The story of master architect Louis Kahn (1901-1974) is intrinsically connected to Philadelphia, where he spent most of his life and career. Louis Kahn: The Power of Architecture is the first major retrospective of Kahn’s work in two decades, encompassing over 200 objects related to Kahn’s buildings and projects in the form of architectural models, plans, original drawings, photographs, and films. With complex spatial compositions and a choreographic mastery of light, Kahn created buildings of archaic beauty and powerful universal symbolism. The Fabric Workshop and Museum is proud to be the final venue of the international tour.
The Power of Architecture extensively documents all of Kahn’s important projects—from his early urban planning concepts and single-family houses to monumental late works such as the Roosevelt Memorial in New York City (1973-74), posthumously completed in October 2012. Among his most important works are the Salk Institute in La Jolla, California (1959-65), the Kimbell Art Museum in Fort Worth, Texas (1966-72), and the National Assembly Building in Dhaka, Bangladesh (1962-83). The presentation of Kahn’s architectural projects is accompanied by a selection of watercolors, pastels and charcoal drawings created during his travels, which document his skill as an artist and illustrator.
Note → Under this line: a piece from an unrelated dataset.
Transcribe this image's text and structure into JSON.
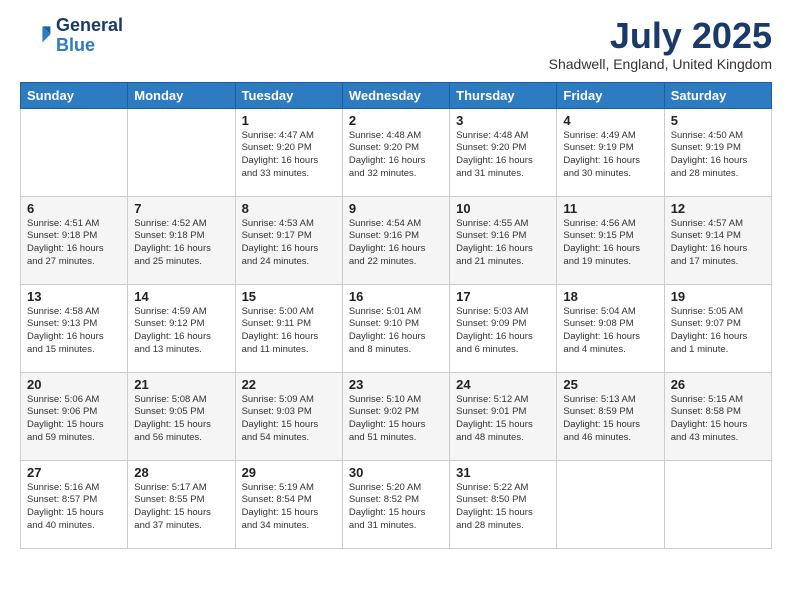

Highlights from The Power of Architecture include previously unpublished footage shot by Nathanial Kahn, the son of Louis Kahn and the director of the film My Architect, as well as interviews with architects such as Frank Gehry, Renzo Piano, Peter Zumthor, and Sou Fujimoto that underscore the continued significance of Kahn’s work.
Credit: Exhibition overview from museum website